I would like to have a local PyPI mirror to be able to deploy python
software even if PyPI is down. My deployment process is the ordinary
git checkout + pip install -r requirements.txt.
I found devpi and it looks like it would do what I want, if I believe
the feature listed very first on the homepage:
"After files are first requested can work off-line and will try to
re-check with pypi every 30 minutes by default" (even though I'm not
quite sure why it needs to "recheck" anything)
However, I installed it and tried to make it work, but I didn't find
that it offers the resilience I seek.
What I did is use the default index that mirrors PyPI. I installed a
package through devpi, then simulated PyPI being down, and tried to
install the package again, and it worked well, devpi served the
However, I then saw in the documentation something about packages
being cached for 30 minutes.
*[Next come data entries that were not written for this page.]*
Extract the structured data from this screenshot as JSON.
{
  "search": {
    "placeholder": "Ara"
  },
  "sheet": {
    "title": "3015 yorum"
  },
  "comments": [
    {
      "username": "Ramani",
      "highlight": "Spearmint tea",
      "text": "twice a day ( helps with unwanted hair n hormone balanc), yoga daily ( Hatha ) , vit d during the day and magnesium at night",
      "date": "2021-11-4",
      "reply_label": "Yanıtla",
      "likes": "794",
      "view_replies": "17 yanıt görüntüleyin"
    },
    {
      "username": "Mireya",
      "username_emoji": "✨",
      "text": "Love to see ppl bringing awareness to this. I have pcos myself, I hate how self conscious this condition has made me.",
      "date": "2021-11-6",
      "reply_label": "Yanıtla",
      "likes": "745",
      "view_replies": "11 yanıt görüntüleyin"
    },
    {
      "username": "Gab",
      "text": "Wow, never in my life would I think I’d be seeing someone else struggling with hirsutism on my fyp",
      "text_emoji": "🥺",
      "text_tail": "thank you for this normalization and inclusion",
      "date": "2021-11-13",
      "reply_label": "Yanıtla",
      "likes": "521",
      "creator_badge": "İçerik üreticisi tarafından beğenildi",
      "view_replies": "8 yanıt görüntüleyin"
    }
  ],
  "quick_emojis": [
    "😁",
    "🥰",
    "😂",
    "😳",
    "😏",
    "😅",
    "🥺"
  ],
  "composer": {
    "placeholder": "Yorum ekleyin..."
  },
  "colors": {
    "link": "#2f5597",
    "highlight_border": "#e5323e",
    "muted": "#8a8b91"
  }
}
So I waited 30 minutes, tried again, and
indeed then nothing worked, devpi (according to its logfile) tried
contacting PyPI again and again, and at the end failed to serve the
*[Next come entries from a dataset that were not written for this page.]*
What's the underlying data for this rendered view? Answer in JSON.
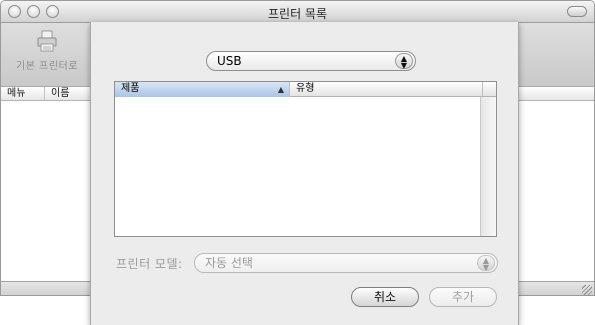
{
  "window": {
    "title": "프린터 목록"
  },
  "toolbar": {
    "default_printer_label": "기본 프린터로"
  },
  "list": {
    "columns": [
      "메뉴",
      "이름"
    ]
  },
  "sheet": {
    "connection_popup": {
      "selected": "USB"
    },
    "table": {
      "columns": [
        {
          "label": "제품",
          "sorted": true,
          "sort_icon": "▲"
        },
        {
          "label": "유형",
          "sorted": false
        }
      ]
    },
    "model": {
      "label": "프린터 모델:",
      "popup_value": "자동 선택"
    },
    "buttons": {
      "cancel": "취소",
      "add": "추가"
    }
  },
  "icons": {
    "printer": "printer-icon",
    "popup_arrows": "updown-arrows-icon"
  }
}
file to pip.
I thought that maybe it would make a difference if I used pip install
with or without a version number, assuming that without a version
number, devpi wants to contact PyPI to retrieve the latest version,
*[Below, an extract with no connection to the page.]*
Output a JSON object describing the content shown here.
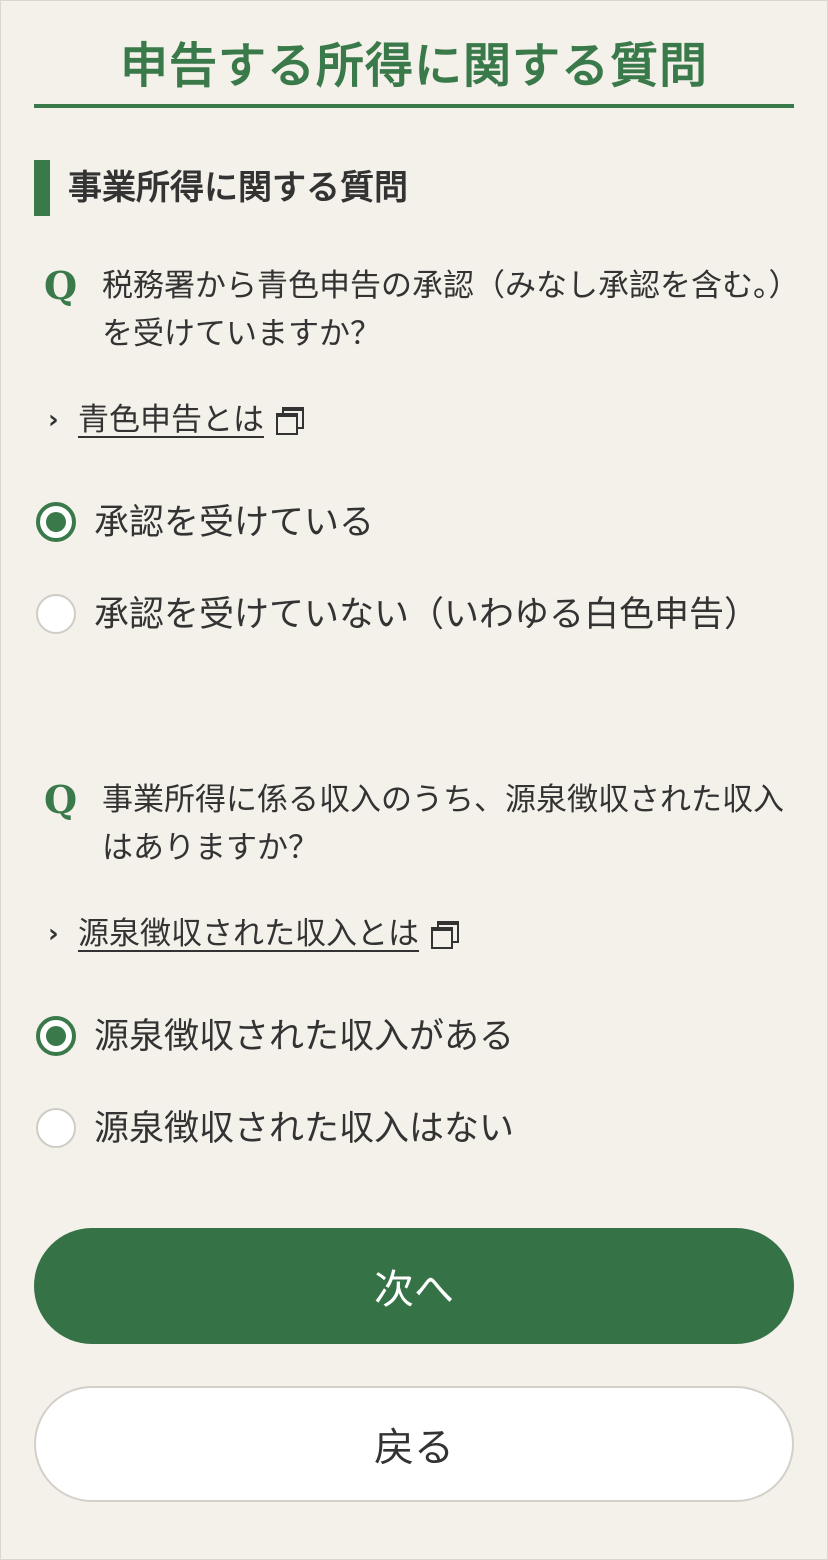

but with a version number, it would be able to figure that it already
has it locally... But no, version number or not in the pip command
line, it fails.
My instinct is that I don't want to cache packages for a mere 30
minutes. I want a mirror. Once a package has been downloaded once, I
want it to stay in the mirror forever. I don't understand why I would
want it to expire.
Am I missing something? Should I set the mirror_cache_expiry to
MAX_INT? Can devpi not do what I want? Am I wrong in wanting what I
Thanks a lot for your help :)